### What is expected
Starting at the top line and ending at the bottom one, repeat the entries exactly and drop every picture.

### Records provided
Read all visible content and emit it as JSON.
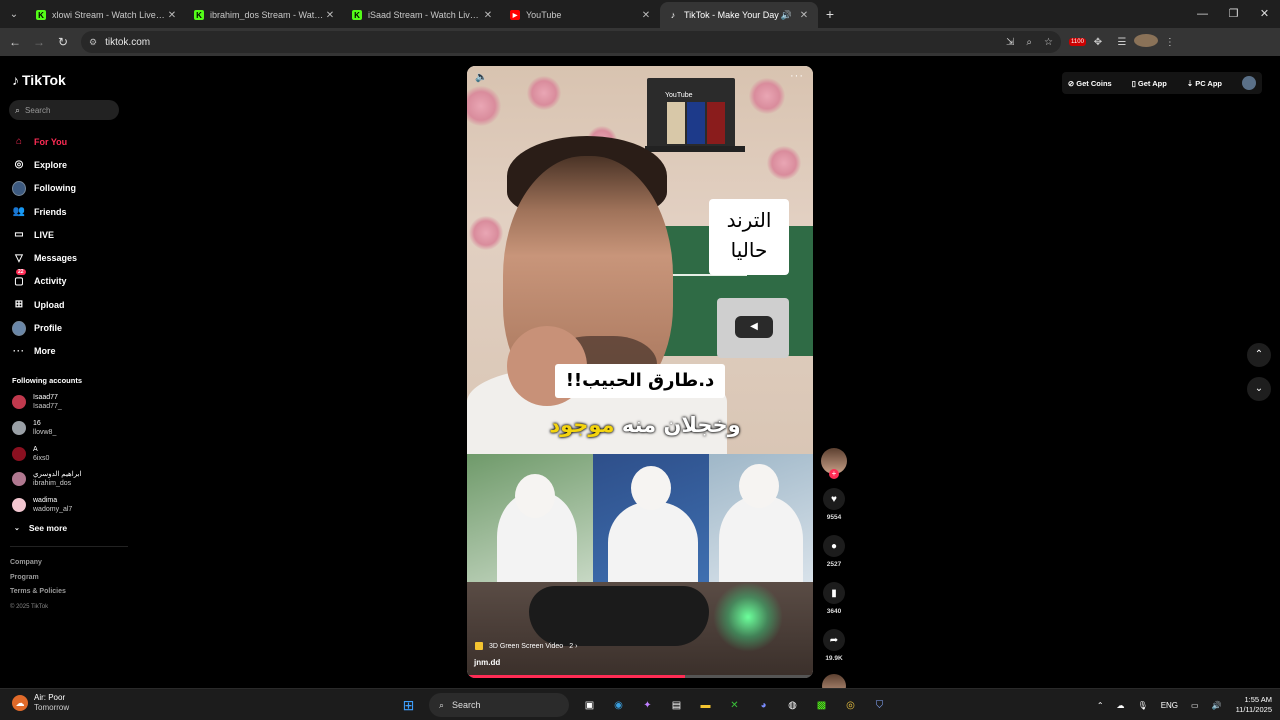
{
  "browser": {
    "tabs": [
      {
        "title": "xlowi Stream - Watch Live on Ki",
        "favicon": "kick-icon"
      },
      {
        "title": "ibrahim_dos Stream - Watch Live",
        "favicon": "kick-icon"
      },
      {
        "title": "iSaad Stream - Watch Live on K",
        "favicon": "kick-icon"
      },
      {
        "title": "YouTube",
        "favicon": "youtube-icon"
      },
      {
        "title": "TikTok - Make Your Day",
        "favicon": "tiktok-icon",
        "active": true
      }
    ],
    "url": "tiktok.com",
    "extension_badge": "1100"
  },
  "sidebar": {
    "logo": "TikTok",
    "search_placeholder": "Search",
    "nav": [
      {
        "label": "For You",
        "icon": "home-icon",
        "active": true
      },
      {
        "label": "Explore",
        "icon": "compass-icon"
      },
      {
        "label": "Following",
        "icon": "following-icon"
      },
      {
        "label": "Friends",
        "icon": "friends-icon"
      },
      {
        "label": "LIVE",
        "icon": "live-icon"
      },
      {
        "label": "Messages",
        "icon": "messages-icon"
      },
      {
        "label": "Activity",
        "icon": "activity-icon",
        "badge": "22"
      },
      {
        "label": "Upload",
        "icon": "upload-icon"
      },
      {
        "label": "Profile",
        "icon": "profile-icon"
      },
      {
        "label": "More",
        "icon": "more-icon"
      }
    ],
    "following_header": "Following accounts",
    "following": [
      {
        "name": "Isaad77",
        "handle": "Isaad77_",
        "color": "#c0394d"
      },
      {
        "name": "16",
        "handle": "llovw8_",
        "color": "#9aa0a6"
      },
      {
        "name": "A",
        "handle": "6ixs0",
        "color": "#8a1020"
      },
      {
        "name": "ابراهيم الدوسري",
        "handle": "ibrahim_dos",
        "color": "#b07890"
      },
      {
        "name": "wadima",
        "handle": "wadomy_al7",
        "color": "#f2c6d0"
      }
    ],
    "see_more": "See more",
    "footer": [
      "Company",
      "Program",
      "Terms & Policies"
    ],
    "copyright": "© 2025 TikTok"
  },
  "topbar": {
    "get_coins": "Get Coins",
    "get_app": "Get App",
    "pc_app": "PC App"
  },
  "video": {
    "youtube_label": "YouTube",
    "caption_top_line1": "الترند",
    "caption_top_line2": "حاليا",
    "caption_name": "د.طارق الحبيب!!",
    "caption_bottom_white": "وخجلان منه",
    "caption_bottom_yellow": "موجود",
    "tag": "3D Green Screen Video",
    "tag_count": "2",
    "author": "jnm.dd",
    "progress": 0.63
  },
  "actions": {
    "likes": "9554",
    "comments": "2527",
    "saves": "3640",
    "shares": "19.9K"
  },
  "taskbar": {
    "weather_line1": "Air: Poor",
    "weather_line2": "Tomorrow",
    "search": "Search",
    "lang": "ENG",
    "time": "1:55 AM",
    "date": "11/11/2025"
  }
}
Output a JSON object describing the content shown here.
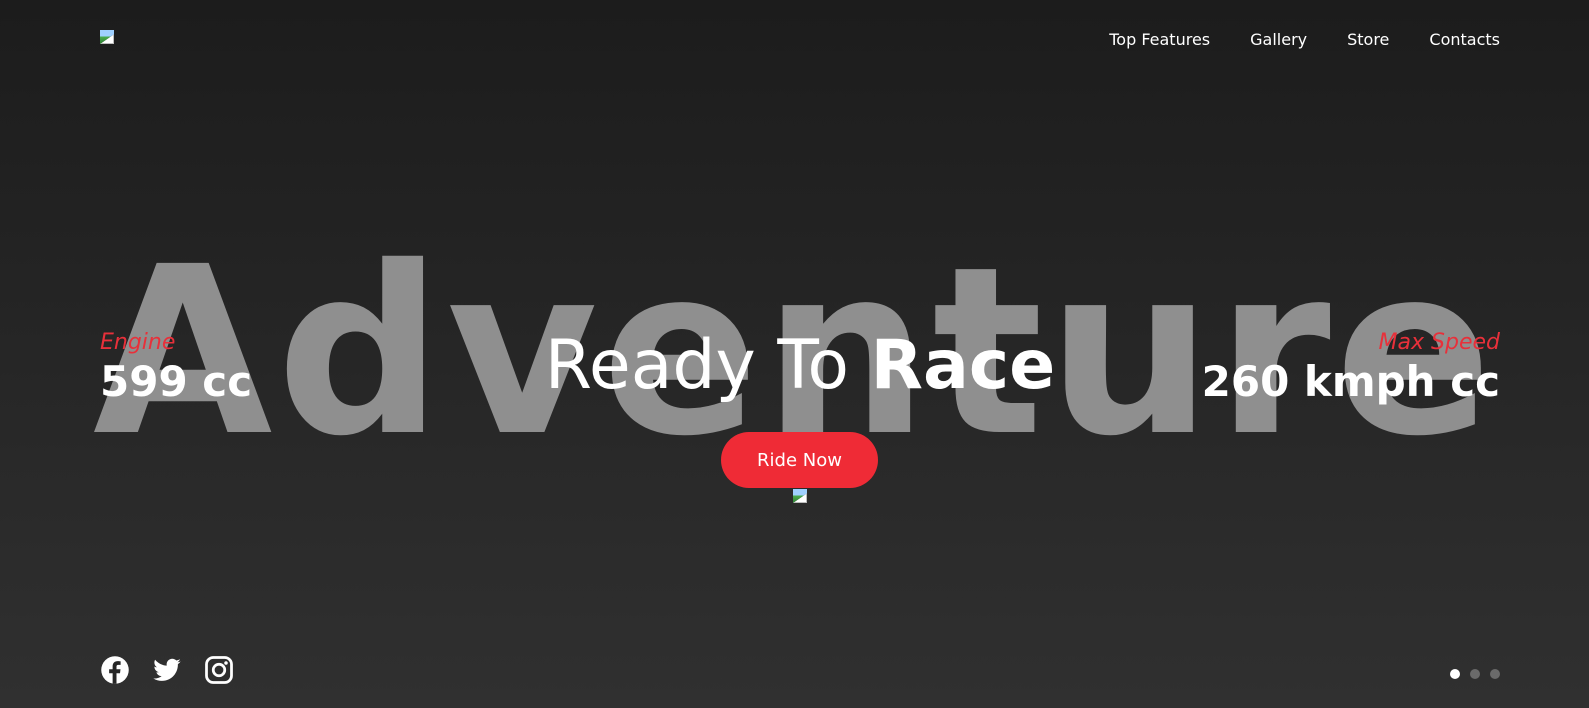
{
  "header": {
    "logo_icon": "broken-image-icon",
    "nav": [
      {
        "label": "Top Features"
      },
      {
        "label": "Gallery"
      },
      {
        "label": "Store"
      },
      {
        "label": "Contacts"
      }
    ]
  },
  "hero": {
    "background_word": "Adventure",
    "headline_light": "Ready To ",
    "headline_bold": "Race",
    "cta_label": "Ride Now",
    "engine": {
      "label": "Engine",
      "value": "599 cc"
    },
    "max_speed": {
      "label": "Max Speed",
      "value": "260 kmph cc"
    }
  },
  "social": [
    {
      "icon": "facebook-icon"
    },
    {
      "icon": "twitter-icon"
    },
    {
      "icon": "instagram-icon"
    }
  ],
  "slider": {
    "total": 3,
    "active_index": 0
  },
  "colors": {
    "accent": "#ef2b36",
    "background_top": "#1c1c1c",
    "background_bottom": "#303030",
    "watermark": "#8f8f8f"
  }
}
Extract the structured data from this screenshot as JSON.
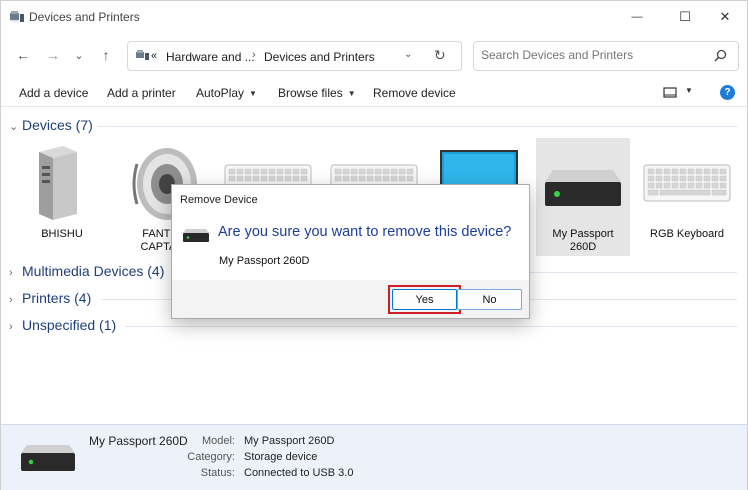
{
  "window": {
    "title": "Devices and Printers",
    "controls": {
      "minimize": "—",
      "maximize": "☐",
      "close": "✕"
    }
  },
  "nav": {
    "back": "←",
    "forward": "→",
    "dropdown": "⌄",
    "up": "↑",
    "breadcrumb": [
      "«",
      "Hardware and ...",
      "Devices and Printers"
    ],
    "separator": "›",
    "address_dropdown": "⌄",
    "refresh": "↻",
    "search_placeholder": "Search Devices and Printers"
  },
  "commands": {
    "add_device": "Add a device",
    "add_printer": "Add a printer",
    "autoplay": "AutoPlay",
    "browse_files": "Browse files",
    "remove_device": "Remove device",
    "caret": "▼",
    "help": "?"
  },
  "groups": {
    "devices": {
      "label": "Devices (7)",
      "chevron": "⌄"
    },
    "multimedia": {
      "label": "Multimedia Devices (4)",
      "chevron": "›"
    },
    "printers": {
      "label": "Printers (4)",
      "chevron": "›"
    },
    "unspecified": {
      "label": "Unspecified (1)",
      "chevron": "›"
    }
  },
  "devices": [
    {
      "name": "BHISHU",
      "icon": "computer-tower-icon"
    },
    {
      "name": "FANT CAPTA",
      "line1": "FANTE",
      "line2": "CAPTAI",
      "icon": "speaker-icon"
    },
    {
      "name": "",
      "icon": "keyboard-icon"
    },
    {
      "name": "",
      "icon": "keyboard-icon"
    },
    {
      "name": "",
      "icon": "monitor-icon"
    },
    {
      "name": "My Passport 260D",
      "line1": "My Passport",
      "line2": "260D",
      "icon": "external-drive-icon",
      "selected": true
    },
    {
      "name": "RGB Keyboard",
      "icon": "keyboard-icon"
    }
  ],
  "dialog": {
    "title": "Remove Device",
    "question": "Are you sure you want to remove this device?",
    "device_name": "My Passport 260D",
    "yes_label": "Yes",
    "no_label": "No"
  },
  "details": {
    "name": "My Passport 260D",
    "fields": [
      {
        "key": "Model:",
        "value": "My Passport 260D"
      },
      {
        "key": "Category:",
        "value": "Storage device"
      },
      {
        "key": "Status:",
        "value": "Connected to USB 3.0"
      }
    ]
  },
  "colors": {
    "group_header": "#1f3f7a",
    "dialog_question": "#1b3e9c",
    "highlight_box": "#cc1f2b",
    "details_bg": "#edf2fa",
    "help_button": "#1e7bd7"
  }
}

### Expected answer
Read all visible content and emit it as JSON.
{
  "browser": {
    "tabs": [
      {
        "title": "xlowi Stream - Watch Live on Ki",
        "favicon": "kick-icon"
      },
      {
        "title": "ibrahim_dos Stream - Watch Live",
        "favicon": "kick-icon"
      },
      {
        "title": "iSaad Stream - Watch Live on K",
        "favicon": "kick-icon"
      },
      {
        "title": "YouTube",
        "favicon": "youtube-icon"
      },
      {
        "title": "TikTok - Make Your Day",
        "favicon": "tiktok-icon",
        "active": true
      }
    ],
    "url": "tiktok.com",
    "extension_badge": "1100"
  },
  "sidebar": {
    "logo": "TikTok",
    "search_placeholder": "Search",
    "nav": [
      {
        "label": "For You",
        "icon": "home-icon",
        "active": true
      },
      {
        "label": "Explore",
        "icon": "compass-icon"
      },
      {
        "label": "Following",
        "icon": "following-icon"
      },
      {
        "label": "Friends",
        "icon": "friends-icon"
      },
      {
        "label": "LIVE",
        "icon": "live-icon"
      },
      {
        "label": "Messages",
        "icon": "messages-icon"
      },
      {
        "label": "Activity",
        "icon": "activity-icon",
        "badge": "22"
      },
      {
        "label": "Upload",
        "icon": "upload-icon"
      },
      {
        "label": "Profile",
        "icon": "profile-icon"
      },
      {
        "label": "More",
        "icon": "more-icon"
      }
    ],
    "following_header": "Following accounts",
    "following": [
      {
        "name": "Isaad77",
        "handle": "Isaad77_",
        "color": "#c0394d"
      },
      {
        "name": "16",
        "handle": "llovw8_",
        "color": "#9aa0a6"
      },
      {
        "name": "A",
        "handle": "6ixs0",
        "color": "#8a1020"
      },
      {
        "name": "ابراهيم الدوسري",
        "handle": "ibrahim_dos",
        "color": "#b07890"
      },
      {
        "name": "wadima",
        "handle": "wadomy_al7",
        "color": "#f2c6d0"
      }
    ],
    "see_more": "See more",
    "footer": [
      "Company",
      "Program",
      "Terms & Policies"
    ],
    "copyright": "© 2025 TikTok"
  },
  "topbar": {
    "get_coins": "Get Coins",
    "get_app": "Get App",
    "pc_app": "PC App"
  },
  "video": {
    "youtube_label": "YouTube",
    "caption_top_line1": "الترند",
    "caption_top_line2": "حاليا",
    "caption_name": "د.طارق الحبيب!!",
    "caption_bottom_white": "وخجلان منه",
    "caption_bottom_yellow": "موجود",
    "tag": "3D Green Screen Video",
    "tag_count": "2",
    "author": "jnm.dd",
    "progress": 0.63
  },
  "actions": {
    "likes": "9554",
    "comments": "2527",
    "saves": "3640",
    "shares": "19.9K"
  },
  "taskbar": {
    "weather_line1": "Air: Poor",
    "weather_line2": "Tomorrow",
    "search": "Search",
    "lang": "ENG",
    "time": "1:55 AM",
    "date": "11/11/2025"
  }
}
Output a JSON object describing the content shown here.
{
  "header": {
    "logo_icon": "broken-image-icon",
    "nav": [
      {
        "label": "Top Features"
      },
      {
        "label": "Gallery"
      },
      {
        "label": "Store"
      },
      {
        "label": "Contacts"
      }
    ]
  },
  "hero": {
    "background_word": "Adventure",
    "headline_light": "Ready To ",
    "headline_bold": "Race",
    "cta_label": "Ride Now",
    "engine": {
      "label": "Engine",
      "value": "599 cc"
    },
    "max_speed": {
      "label": "Max Speed",
      "value": "260 kmph cc"
    }
  },
  "social": [
    {
      "icon": "facebook-icon"
    },
    {
      "icon": "twitter-icon"
    },
    {
      "icon": "instagram-icon"
    }
  ],
  "slider": {
    "total": 3,
    "active_index": 0
  },
  "colors": {
    "accent": "#ef2b36",
    "background_top": "#1c1c1c",
    "background_bottom": "#303030",
    "watermark": "#8f8f8f"
  }
}
Extract the structured data from this screenshot as JSON.
{
  "window": {
    "title": "Devices and Printers",
    "controls": {
      "minimize": "—",
      "maximize": "☐",
      "close": "✕"
    }
  },
  "nav": {
    "back": "←",
    "forward": "→",
    "dropdown": "⌄",
    "up": "↑",
    "breadcrumb": [
      "«",
      "Hardware and ...",
      "Devices and Printers"
    ],
    "separator": "›",
    "address_dropdown": "⌄",
    "refresh": "↻",
    "search_placeholder": "Search Devices and Printers"
  },
  "commands": {
    "add_device": "Add a device",
    "add_printer": "Add a printer",
    "autoplay": "AutoPlay",
    "browse_files": "Browse files",
    "remove_device": "Remove device",
    "caret": "▼",
    "help": "?"
  },
  "groups": {
    "devices": {
      "label": "Devices (7)",
      "chevron": "⌄"
    },
    "multimedia": {
      "label": "Multimedia Devices (4)",
      "chevron": "›"
    },
    "printers": {
      "label": "Printers (4)",
      "chevron": "›"
    },
    "unspecified": {
      "label": "Unspecified (1)",
      "chevron": "›"
    }
  },
  "devices": [
    {
      "name": "BHISHU",
      "icon": "computer-tower-icon"
    },
    {
      "name": "FANT CAPTA",
      "line1": "FANTE",
      "line2": "CAPTAI",
      "icon": "speaker-icon"
    },
    {
      "name": "",
      "icon": "keyboard-icon"
    },
    {
      "name": "",
      "icon": "keyboard-icon"
    },
    {
      "name": "",
      "icon": "monitor-icon"
    },
    {
      "name": "My Passport 260D",
      "line1": "My Passport",
      "line2": "260D",
      "icon": "external-drive-icon",
      "selected": true
    },
    {
      "name": "RGB Keyboard",
      "icon": "keyboard-icon"
    }
  ],
  "dialog": {
    "title": "Remove Device",
    "question": "Are you sure you want to remove this device?",
    "device_name": "My Passport 260D",
    "yes_label": "Yes",
    "no_label": "No"
  },
  "details": {
    "name": "My Passport 260D",
    "fields": [
      {
        "key": "Model:",
        "value": "My Passport 260D"
      },
      {
        "key": "Category:",
        "value": "Storage device"
      },
      {
        "key": "Status:",
        "value": "Connected to USB 3.0"
      }
    ]
  },
  "colors": {
    "group_header": "#1f3f7a",
    "dialog_question": "#1b3e9c",
    "highlight_box": "#cc1f2b",
    "details_bg": "#edf2fa",
    "help_button": "#1e7bd7"
  }
}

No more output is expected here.